The Defense Department is prioritizing ethical considerations and collaboration in its approach to developing and fielding military applications of artificial intelligence, a top Pentagon technology official said today.
Michael C. Horowitz, the director of the emerging capabilities policy office in the office of the undersecretary of defense for policy, underscored the U.S.’ commitment to leading the international conversation surrounding artificial intelligence during a panel discussion in Washington on setting rules and expectations for emerging technologies in national security.
Underpinning this commitment, Horowitz said, is a comprehensive set of policy decisions within DOD that governs the development and fielding of autonomous weapon systems, ethical artificial intelligence strategy, and the development of responsible artificial intelligence strategy and pathways.
U.S. leadership, in codifying these principles, is now driving responsible artificial intelligence policy formulation among international partners, he said.
“If you look at NATO’s ethical AI principles, for example, they’re very similar to the Defense Department’s ethical AI principles and that’s not that’s not an accident,” Horowitz said. “It reflects in many ways the sort of common values and perspective on how we’re thinking about… when we would want to use AI and how.”
He said U.S. also led on the international stage by issuing its Political Declaration of Responsible Military use of Artificial Intelligence and Autonomy in February.
“That’s a set of strong norms that lay out principles of what responsible use looks like that we’re now working to bring other countries on board to endorse since we think that bringing the international community together on this issue, that there is a lot of possibility for cooperation and we want to encourage the rest of the world to take these issues as seriously as the department has,” Horowitz said. “And in looking at our allies and partners, we’re really encouraged by that.”
That commitment to the responsible development of artificial intelligence, and its transparency concerning the development of policy surrounding emerging technologies, is also how the U.S. has distinguished itself from its global competitors, he said.
He said all DOD policy surrounding artificial intelligence and emerging technology is publicly available.
“That’s in contrast to some of the competitors of the United States who are a lot less transparent in what their policies are concerning the development and use of artificial intelligence and autonomous systems, including autonomous weapons systems,” Horowitz said. “And we think that there’s a real distinction there.”
At the same time, the U.S. has remained committed to being at the leading edge of emerging technologies, including artificial intelligence, Horowitz said.
He said the rapid advance of the technology has opened up a wide array of use cases for artificial intelligence beyond defense.
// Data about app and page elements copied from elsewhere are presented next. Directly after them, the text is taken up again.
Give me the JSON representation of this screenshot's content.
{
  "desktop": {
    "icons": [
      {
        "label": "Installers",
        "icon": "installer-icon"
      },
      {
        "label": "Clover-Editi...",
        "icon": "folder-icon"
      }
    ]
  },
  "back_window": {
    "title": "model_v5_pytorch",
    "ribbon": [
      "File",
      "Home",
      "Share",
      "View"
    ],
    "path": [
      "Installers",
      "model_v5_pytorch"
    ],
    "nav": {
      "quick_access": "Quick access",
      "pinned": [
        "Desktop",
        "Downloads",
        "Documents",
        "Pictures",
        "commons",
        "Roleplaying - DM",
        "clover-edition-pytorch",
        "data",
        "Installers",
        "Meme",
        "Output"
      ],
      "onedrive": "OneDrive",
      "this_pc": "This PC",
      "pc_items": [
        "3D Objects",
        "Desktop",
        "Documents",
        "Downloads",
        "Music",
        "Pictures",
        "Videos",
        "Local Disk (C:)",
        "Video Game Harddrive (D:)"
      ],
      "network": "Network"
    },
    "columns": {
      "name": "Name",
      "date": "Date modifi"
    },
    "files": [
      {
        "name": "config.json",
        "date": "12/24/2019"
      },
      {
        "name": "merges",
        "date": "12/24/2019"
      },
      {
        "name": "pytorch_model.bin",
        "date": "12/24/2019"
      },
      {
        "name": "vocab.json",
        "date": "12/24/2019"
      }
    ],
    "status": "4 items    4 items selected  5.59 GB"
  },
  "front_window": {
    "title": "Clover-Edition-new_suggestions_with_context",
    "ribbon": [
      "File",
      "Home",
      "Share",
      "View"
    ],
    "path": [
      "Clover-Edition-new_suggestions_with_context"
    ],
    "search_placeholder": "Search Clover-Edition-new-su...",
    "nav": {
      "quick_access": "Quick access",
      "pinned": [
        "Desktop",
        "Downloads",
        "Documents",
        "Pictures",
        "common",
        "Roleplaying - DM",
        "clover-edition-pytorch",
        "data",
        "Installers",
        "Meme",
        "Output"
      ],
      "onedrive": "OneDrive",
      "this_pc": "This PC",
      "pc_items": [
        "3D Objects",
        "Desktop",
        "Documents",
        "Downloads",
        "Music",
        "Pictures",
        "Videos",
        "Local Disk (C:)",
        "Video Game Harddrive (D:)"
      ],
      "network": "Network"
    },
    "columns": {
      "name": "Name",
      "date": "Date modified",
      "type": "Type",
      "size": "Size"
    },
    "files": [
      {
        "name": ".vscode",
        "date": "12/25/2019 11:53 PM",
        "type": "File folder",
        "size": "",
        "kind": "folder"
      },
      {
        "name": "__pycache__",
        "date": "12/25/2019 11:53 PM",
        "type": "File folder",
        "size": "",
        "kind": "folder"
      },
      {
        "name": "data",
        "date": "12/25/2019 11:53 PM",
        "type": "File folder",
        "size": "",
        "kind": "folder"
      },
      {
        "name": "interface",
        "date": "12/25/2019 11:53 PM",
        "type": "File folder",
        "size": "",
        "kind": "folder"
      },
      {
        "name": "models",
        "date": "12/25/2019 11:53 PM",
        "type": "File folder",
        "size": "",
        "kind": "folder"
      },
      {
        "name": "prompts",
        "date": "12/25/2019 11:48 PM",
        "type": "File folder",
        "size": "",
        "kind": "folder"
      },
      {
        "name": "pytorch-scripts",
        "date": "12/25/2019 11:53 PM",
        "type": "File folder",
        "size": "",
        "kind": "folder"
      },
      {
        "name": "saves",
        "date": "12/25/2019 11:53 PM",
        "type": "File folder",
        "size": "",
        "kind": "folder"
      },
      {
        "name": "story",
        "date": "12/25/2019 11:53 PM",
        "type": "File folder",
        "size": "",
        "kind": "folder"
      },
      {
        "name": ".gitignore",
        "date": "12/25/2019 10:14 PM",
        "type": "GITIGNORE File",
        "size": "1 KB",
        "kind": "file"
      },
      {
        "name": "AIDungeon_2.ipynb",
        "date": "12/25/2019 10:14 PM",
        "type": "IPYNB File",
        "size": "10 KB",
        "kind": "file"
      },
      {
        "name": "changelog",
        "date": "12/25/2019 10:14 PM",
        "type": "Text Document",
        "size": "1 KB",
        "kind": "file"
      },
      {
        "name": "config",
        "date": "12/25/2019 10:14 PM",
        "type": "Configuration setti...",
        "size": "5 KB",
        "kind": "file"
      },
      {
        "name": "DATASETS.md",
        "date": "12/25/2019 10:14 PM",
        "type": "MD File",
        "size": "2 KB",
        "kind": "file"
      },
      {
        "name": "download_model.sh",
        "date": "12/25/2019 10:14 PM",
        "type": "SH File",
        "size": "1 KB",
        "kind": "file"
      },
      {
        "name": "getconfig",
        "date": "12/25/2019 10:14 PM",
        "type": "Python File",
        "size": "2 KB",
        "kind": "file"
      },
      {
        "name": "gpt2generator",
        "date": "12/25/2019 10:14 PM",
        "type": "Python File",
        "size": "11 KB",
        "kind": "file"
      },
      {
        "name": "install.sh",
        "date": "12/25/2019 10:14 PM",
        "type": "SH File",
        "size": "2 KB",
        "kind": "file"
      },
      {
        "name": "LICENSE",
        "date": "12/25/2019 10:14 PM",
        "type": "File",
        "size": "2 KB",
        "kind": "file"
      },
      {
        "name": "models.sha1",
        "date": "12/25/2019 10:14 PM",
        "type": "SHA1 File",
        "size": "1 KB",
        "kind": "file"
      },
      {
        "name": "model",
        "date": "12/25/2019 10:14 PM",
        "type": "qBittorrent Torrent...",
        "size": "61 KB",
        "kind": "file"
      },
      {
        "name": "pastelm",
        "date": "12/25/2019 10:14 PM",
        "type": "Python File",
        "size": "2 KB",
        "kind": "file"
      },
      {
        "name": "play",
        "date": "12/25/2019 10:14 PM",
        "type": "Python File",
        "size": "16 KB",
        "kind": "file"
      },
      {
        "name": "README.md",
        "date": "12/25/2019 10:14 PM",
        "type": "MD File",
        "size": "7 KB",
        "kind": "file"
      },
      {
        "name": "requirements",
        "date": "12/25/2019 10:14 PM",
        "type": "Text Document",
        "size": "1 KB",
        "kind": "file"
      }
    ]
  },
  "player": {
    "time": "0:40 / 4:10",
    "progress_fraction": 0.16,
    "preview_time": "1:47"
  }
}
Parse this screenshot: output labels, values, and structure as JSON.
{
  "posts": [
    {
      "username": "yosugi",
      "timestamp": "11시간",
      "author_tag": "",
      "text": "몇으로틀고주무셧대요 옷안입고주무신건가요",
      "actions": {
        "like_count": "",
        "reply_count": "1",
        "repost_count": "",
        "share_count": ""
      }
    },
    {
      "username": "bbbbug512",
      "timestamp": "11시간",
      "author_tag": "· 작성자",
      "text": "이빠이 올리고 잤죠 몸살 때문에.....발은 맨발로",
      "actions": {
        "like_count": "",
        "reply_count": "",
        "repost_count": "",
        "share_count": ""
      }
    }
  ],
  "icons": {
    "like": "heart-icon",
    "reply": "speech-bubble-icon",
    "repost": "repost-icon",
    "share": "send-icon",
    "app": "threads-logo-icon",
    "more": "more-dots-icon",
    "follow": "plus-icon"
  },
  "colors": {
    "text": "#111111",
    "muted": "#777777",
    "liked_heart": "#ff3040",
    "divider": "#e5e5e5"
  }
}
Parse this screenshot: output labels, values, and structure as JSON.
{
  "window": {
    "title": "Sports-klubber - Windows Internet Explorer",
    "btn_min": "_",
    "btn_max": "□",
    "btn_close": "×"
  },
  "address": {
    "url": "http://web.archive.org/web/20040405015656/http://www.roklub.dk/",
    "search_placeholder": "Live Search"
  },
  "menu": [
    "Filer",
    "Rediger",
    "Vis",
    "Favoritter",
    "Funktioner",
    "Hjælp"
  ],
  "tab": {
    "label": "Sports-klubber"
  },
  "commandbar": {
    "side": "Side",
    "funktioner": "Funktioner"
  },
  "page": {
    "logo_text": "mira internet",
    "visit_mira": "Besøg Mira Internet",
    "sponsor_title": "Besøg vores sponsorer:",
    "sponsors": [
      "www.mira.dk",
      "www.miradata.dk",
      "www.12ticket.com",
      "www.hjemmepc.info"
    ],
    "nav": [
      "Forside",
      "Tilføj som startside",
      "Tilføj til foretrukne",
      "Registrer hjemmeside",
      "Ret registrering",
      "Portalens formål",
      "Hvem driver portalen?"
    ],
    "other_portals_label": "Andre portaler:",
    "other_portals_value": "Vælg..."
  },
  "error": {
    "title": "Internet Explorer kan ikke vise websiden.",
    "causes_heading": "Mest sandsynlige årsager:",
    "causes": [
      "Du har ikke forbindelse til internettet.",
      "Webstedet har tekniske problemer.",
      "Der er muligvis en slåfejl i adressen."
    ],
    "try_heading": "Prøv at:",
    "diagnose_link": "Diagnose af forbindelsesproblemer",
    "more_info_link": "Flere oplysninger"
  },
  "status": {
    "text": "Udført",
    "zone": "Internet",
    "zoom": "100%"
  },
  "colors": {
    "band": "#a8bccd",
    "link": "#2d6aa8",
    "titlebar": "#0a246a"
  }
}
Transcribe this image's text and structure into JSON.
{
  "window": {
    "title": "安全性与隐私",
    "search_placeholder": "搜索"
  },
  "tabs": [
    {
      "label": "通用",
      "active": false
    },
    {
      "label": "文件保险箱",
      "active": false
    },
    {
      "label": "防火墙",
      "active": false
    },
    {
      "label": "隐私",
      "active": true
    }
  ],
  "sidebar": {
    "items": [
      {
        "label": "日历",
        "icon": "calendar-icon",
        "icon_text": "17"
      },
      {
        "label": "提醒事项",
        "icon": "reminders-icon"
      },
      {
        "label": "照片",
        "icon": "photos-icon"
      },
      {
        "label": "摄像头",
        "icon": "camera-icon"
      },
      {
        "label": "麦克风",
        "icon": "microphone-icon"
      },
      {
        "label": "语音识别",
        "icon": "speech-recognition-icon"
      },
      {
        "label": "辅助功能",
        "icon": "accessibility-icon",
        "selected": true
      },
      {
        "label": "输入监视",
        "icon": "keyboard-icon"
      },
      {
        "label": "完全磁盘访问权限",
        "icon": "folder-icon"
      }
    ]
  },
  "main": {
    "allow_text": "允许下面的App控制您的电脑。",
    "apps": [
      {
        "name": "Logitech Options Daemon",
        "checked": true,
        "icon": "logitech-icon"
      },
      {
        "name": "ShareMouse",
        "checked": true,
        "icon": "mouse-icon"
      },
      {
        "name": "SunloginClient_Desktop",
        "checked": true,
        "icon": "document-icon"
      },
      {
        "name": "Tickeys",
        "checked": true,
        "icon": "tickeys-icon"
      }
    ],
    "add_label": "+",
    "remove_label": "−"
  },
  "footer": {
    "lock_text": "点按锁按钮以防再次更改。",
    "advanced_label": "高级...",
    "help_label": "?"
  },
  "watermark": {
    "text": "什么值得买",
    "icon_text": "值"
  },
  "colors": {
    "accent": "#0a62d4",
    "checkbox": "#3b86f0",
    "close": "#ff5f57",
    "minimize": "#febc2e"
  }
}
The U.S. continues to be “an engine of innovation when it comes to AI.”
“The Defense Department does lots and lots of different experimentation with emerging technologies,” Horowitz said. “And we both want to do them in a safe and responsible way, but also want to do them in a way that can push forward the cutting edge and ensure the department has access to the emerging technologies that it needs to stay ahead.”